There have been efforts virtually since the election by the left to try to find ways to take out Donald Trump or charge him with something. A lot of attention has been paid to the ‘Russia conspiracy’ effort which has so far not panned out for them.
But now another effort which has received less attention has also bitten the dust.
A federal judge on Thursday dismissed a pair of lawsuits claiming that President Donald Trump’s failure to divest himself of his real estate empire and other business holdings violated the Constitution’s provision banning receipt of foreign “emoluments” while in public office.
U.S. District Court Judge George Daniels ruled that the two suits were fatally flawed because the plaintiffs failed to show injury directly related to the use of Trump’s properties by foreign officials and governments.
Daniels, who sits in Manhattan and is an appointee of President Bill Clinton, also said the issue was one that Congress should police, not the courts.
“As the only political branch with the power to consent to violations of the Foreign Emoluments Clause, Congress is the appropriate body to determine whether, and to what extent, Defendant’s conduct unlawfully infringes on that power,” the judge wrote. “If Congress
determines that an infringement has occurred, it is up to Congress to decide whether to challenge or acquiesce to Defendant’s conduct. As such, this case presents a non-justiciable political question.”
The judge ruled that the plaintiffs in both cases 1) Citizens for Responsibility and Ethics in Washington, or CREW, along with a group of employees and owners of hospitality businesses and 2) attorney William Weinstein didn’t have standing to sue because they couldn’t show any traceable loss.
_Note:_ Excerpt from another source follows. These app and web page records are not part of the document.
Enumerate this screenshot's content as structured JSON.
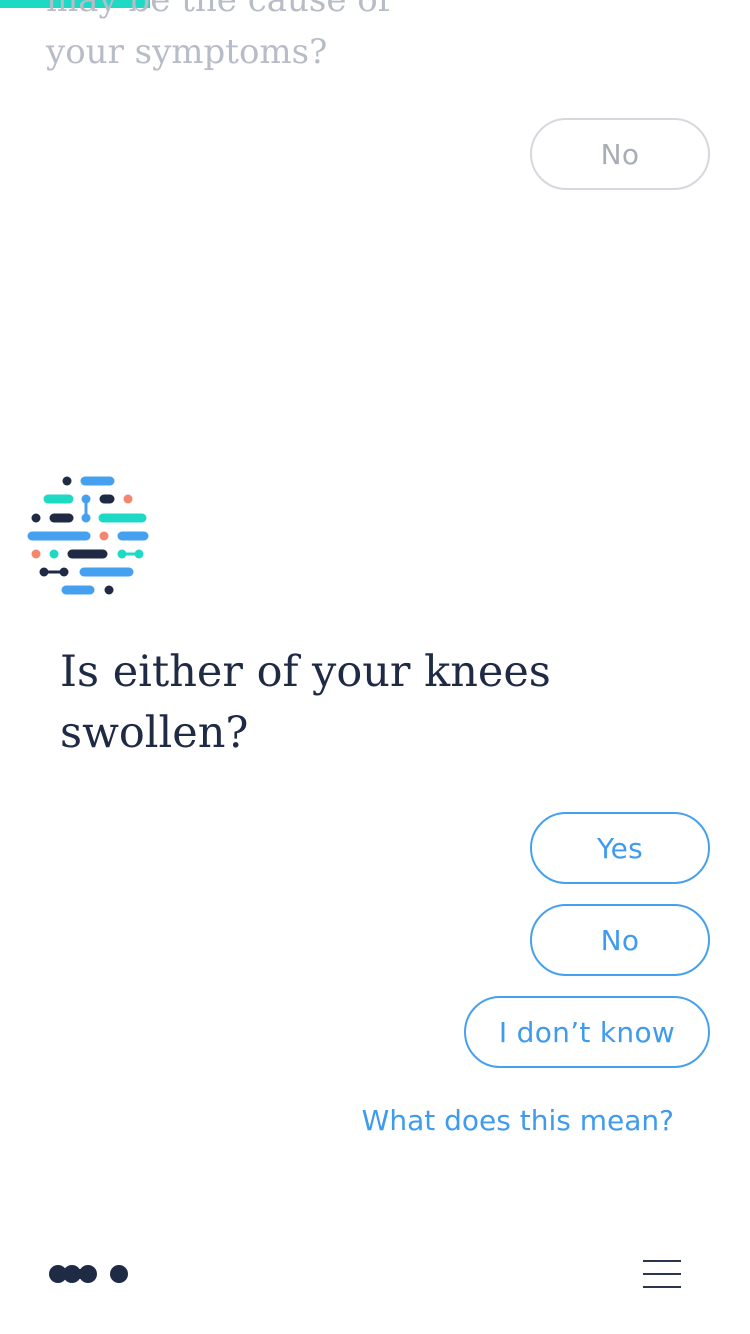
{
  "progress": {
    "fraction": 0.2
  },
  "previous": {
    "question_lines": [
      "may be the cause of",
      "your symptoms?"
    ],
    "answer_label": "No"
  },
  "logo_icon": "symptom-checker-logo",
  "current": {
    "question_lines": [
      "Is either of your knees",
      "swollen?"
    ],
    "answers": {
      "yes": "Yes",
      "no": "No",
      "dont_know": "I don’t know"
    },
    "explain_link": "What does this mean?"
  },
  "footer": {
    "logo_icon": "brand-mark-icon",
    "menu_icon": "hamburger-menu-icon"
  },
  "colors": {
    "accent_teal": "#1ed9c3",
    "accent_blue": "#46a0f0",
    "navy": "#1f2a44",
    "salmon": "#f2876e",
    "muted_gray": "#b7bcc6"
  }
}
Daniels concluded that all the plaintiffs lacked standing to sue. He also suggested that if foreign governments were patronizing Trump businesses as a result of his presidency, this wouldn’t amount to a violation of the emoluments clause unless the president encouraged them to do so to receive some benefit from the U.S. government.
“It is wholly speculative whether the Hospitality Plaintiffs’ loss of business is fairly traceable to Defendant’s ‘incentives’ or instead results from government officials’ independent desire to patronize Defendant’s businesses,” the judge wrote. “Even before Defendant took office, he had amassed wealth and fame and was competing against the Hospitality Plaintiffs in the restaurant and hotel business. It is only natural that interest in his properties has generally increased since he became President.”
In other words, Trump isn’t somehow giving them a government benefit for their patronage at his hotels.
And the judge ruled that ordering Trump not to profit wouldn’t do anything to help the plaintiffs business since competition would still be there.
The judge ruled CREW expending money to pursue the lawsuit didn’t qualify to count as a loss for standing.
The DOJ who argued on behalf of Trump welcomed the decision.
“The Department of Justice appreciates the Court’s ruling and its conclusion that Plaintiffs lack standing to pursue these claims in federal court, that Plaintiffs’ claims do not fall within the zone of interests of the Emoluments Clauses, and that Plaintiffs’ claims involve political questions that cannot be resolved in federal court,” said a department spokeswoman, Lauren Ehrsam.
Two similar suits remain pending in other federal courts. One, filed by the State of Maryland and the District of Columbia, is pending before a judge in Greenbelt, Md. The other, filed by nearly 200 Democratic federal lawmakers, was filed in a court in the nation’s capital. The judges assigned to those cases have not yet ruled on similar motions to dismiss them.
One attorney for CREW and the hotel and restaurant plaintiffs said they would almost certainly appeal.
This decision is not dispositive when it comes to the other cases still outstanding, although the judges may take it as instructive.
No doubt about it, but with the passage of tax cuts and the dismissal of this case, Trump is having one heck of a ‘winning’ week.
[Note: This post was written by Nick Arama]